Cellular printing using laser technology to create tissue and organ models

Chemistry Innovator: Brad Ringeisen

Location: Naval Research Laboratory

Protective gear, such as body armor for servicemen and women, seat belts and air bags in cars, and helmets for high school athletes have been developed and tested in recent years on increasingly sensitive mannequins. While such models approximate height, weight, and other general factors, they aren’t sensitive enough to reveal how diverse human tissues behave in traumatic situations. For example, in a sports collision, do the brain’s neural synapses and networks handle impact differently than the microcapillaries that supply blood to the brain? Or, what about the connection between the inner ear and brain, specifically the cell-cell interfaces in the cochlea that translate sound into neural signals to the brain? The answers to these questions might begin to explain the medical responses that servicemen and women experience as a result of post-traumatic stress, and the medical impacts of repeated concussions to athletes Conducting tests on highly sensitive models can provide engineers with important information as they strive to create safer, even more effective protective gear.

Brad Ringeisen, Ph.D., of the Naval Research Laboratory (NRL) in Washington, D.C., has developed new cellular printing technologies that may be the first steps toward creating such highly sensitive models. Other research has relied on implanting different types of cells, often stem cells, in a gel-like medium with the result that tissue would grow, but in a random and homogenous manner, not unlike scar tissue. The most successful engineered tissues have been limited to structures such as skin and the bladder because these tissues are less complex and thin. Thick, three dimensional tissues are often much more heterogeneous and require vasculature to bring in nutrients and remove waste. With cellular printing, Ringeisen is able to precisely place individual cells on a substrate so that the cells recreate normal functions and natural inter-relationships with other types of cells. For example, Ringeisen is able to place vascular endothelial cells, a type of cell that lines the interior of capillaries and facilitates blood flow, adjacent to smooth muscle cells, thus mimicking the interface between those cell types in natural veins and capillaries. Human tissue is enormously complex; for example, the vascular matrix is so dense that every 100 microns of tissue is fed with oxygen by veins, arteries, and capillaries.

Of the handful of groups working on cellular printing worldwide, only NRL has patented a laser-based process that permits the ‘pixel by pixel’ approach to recreate structured, differentiated tissues.
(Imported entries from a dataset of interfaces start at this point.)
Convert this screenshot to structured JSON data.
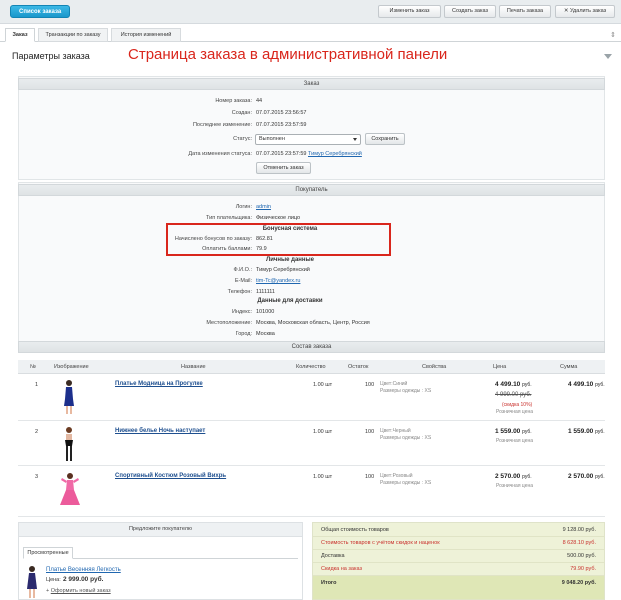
{
  "toolbar": {
    "order_list": "Список заказа",
    "edit": "Изменить заказ",
    "create": "Создать заказ",
    "print": "Печать заказа",
    "delete": "Удалить заказ"
  },
  "tabs": [
    "Заказ",
    "Транзакции по заказу",
    "История изменений"
  ],
  "header": {
    "title": "Параметры заказа",
    "caption": "Страница заказа в административной панели"
  },
  "order": {
    "bar": "Заказ",
    "number_label": "Номер заказа:",
    "number": "44",
    "created_label": "Создан:",
    "created": "07.07.2015 23:56:57",
    "modified_label": "Последнее изменение:",
    "modified": "07.07.2015 23:57:59",
    "status_label": "Статус:",
    "status_value": "Выполнен",
    "save": "Сохранить",
    "status_date_label": "Дата изменения статуса:",
    "status_date": "07.07.2015 23:57:59",
    "status_user": "Тимур Серебрянский",
    "cancel": "Отменить заказ"
  },
  "buyer": {
    "bar": "Покупатель",
    "login_label": "Логин:",
    "login": "admin",
    "payer_label": "Тип плательщика:",
    "payer": "Физическое лицо",
    "bonus_head": "Бонусная система",
    "bonus_label": "Начислено бонусов по заказу:",
    "bonus": "862.81",
    "paid_label": "Оплатить баллами:",
    "paid": "79.9",
    "personal_head": "Личные данные",
    "fio_label": "Ф.И.О.:",
    "fio": "Тимур Серебрянский",
    "email_label": "E-Mail:",
    "email": "tim-Tc@yandex.ru",
    "phone_label": "Телефон:",
    "phone": "1111111",
    "delivery_head": "Данные для доставки",
    "index_label": "Индекс:",
    "index": "101000",
    "location_label": "Местоположение:",
    "location": "Москва, Московская область, Центр, Россия",
    "city_label": "Город:",
    "city": "Москва"
  },
  "composition": {
    "bar": "Состав заказа",
    "columns": [
      "№",
      "Изображение",
      "Название",
      "Количество",
      "Остаток",
      "Свойства",
      "Цена",
      "Сумма"
    ],
    "items": [
      {
        "n": "1",
        "name": "Платье Модница на Прогулке",
        "qty": "1.00 шт",
        "stock": "100",
        "prop1": "Цвет:Синий",
        "prop2": "Размеры одежды : XS",
        "price": "4 499.10",
        "old": "4 999.00",
        "disc": "(скидка 10%)",
        "note": "Розничная цена",
        "sum": "4 499.10"
      },
      {
        "n": "2",
        "name": "Нижнее белье Ночь наступает",
        "qty": "1.00 шт",
        "stock": "100",
        "prop1": "Цвет:Черный",
        "prop2": "Размеры одежды : XS",
        "price": "1 559.00",
        "old": "",
        "disc": "",
        "note": "Розничная цена",
        "sum": "1 559.00"
      },
      {
        "n": "3",
        "name": "Спортивный Костюм Розовый Вихрь",
        "qty": "1.00 шт",
        "stock": "100",
        "prop1": "Цвет:Розовый",
        "prop2": "Размеры одежды : XS",
        "price": "2 570.00",
        "old": "",
        "disc": "",
        "note": "Розничная цена",
        "sum": "2 570.00"
      }
    ],
    "currency": "руб."
  },
  "recommend": {
    "title": "Предложите покупателю",
    "tab": "Просмотренные",
    "item_name": "Платье Весенняя Легкость",
    "price_label": "Цена:",
    "price": "2 999.00 руб.",
    "new_order": "Оформить новый заказ"
  },
  "totals": [
    {
      "label": "Общая стоимость товаров",
      "value": "9 128.00 руб.",
      "style": "normal"
    },
    {
      "label": "Стоимость товаров с учётом скидок и наценок",
      "value": "8 628.10 руб.",
      "style": "red"
    },
    {
      "label": "Доставка",
      "value": "500.00 руб.",
      "style": "normal"
    },
    {
      "label": "Скидка на заказ",
      "value": "79.90 руб.",
      "style": "red"
    },
    {
      "label": "Итого",
      "value": "9 048.20 руб.",
      "style": "total"
    }
  ],
  "colors": {
    "accent": "#1a97cb",
    "highlight": "#d9261c",
    "link": "#2067b0"
  }
}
Ringeisen’s technique lies at the intersection of chemistry and physics and employs a laser energy transfer process. Using a thin layer of quartz, which he calls a ribbon, he lays down a bioink on top of a thin layer of titanium dioxide, which acts to absorb the incident laser energy. Each laser pulse creates a bubble that forms a jet of liquid bioink containing the cells he intends to implant. That jet then directs the cell, or groups of cells, to a sheet of biopaper with a precision of tens of microns. Because the approach is both highly focused and yet an indirect means, individual cells are deposited gently, whole and intact. The laser printing process is also fast, allowing Ringeisen to deposit 40 to 50 droplets of cells per second. One group in France has now adopted this approach in a way that enables thousands of cell droplets to be deposited per second. Biopapers, which are thin gel/membrane hybrids, containing ‘printed’ cells are stacked and allowed to grow in vitro. Ringeisen has observed that by placing the cellular material so closely, the material seems to retain and replicate cellular function. In fact, vascular endothelial cells self-recognize their environment and form lumens, the ‘tubes’ of our capillaries that carry blood, along the length of the printed pattern.

Ringeisen is working with others at NRL to further develop his approach. Within the next few years, he envisions they will be able to make a model that mimics the brain and be able to conduct impact studies, testing how different cells and cell interfaces respond biologically to mechanical, acoustic and blast impacts.

Starting from the seeds of scientific research funded by the Department of Defense, Ringeisen’s chemistry innovations stand to greatly benefit many critical efforts. Fromengineering new helmets to protect U.S. servicemen and women, to medical research into new drugs and treatments for traumatic brain injury and post-traumatic stress, to improving protective gear for our young and growing athletes, Ringeisen’s research promises to deliver improved health and safety for future generations.

By D. Rachael Bishop, ACS
April 8, 2011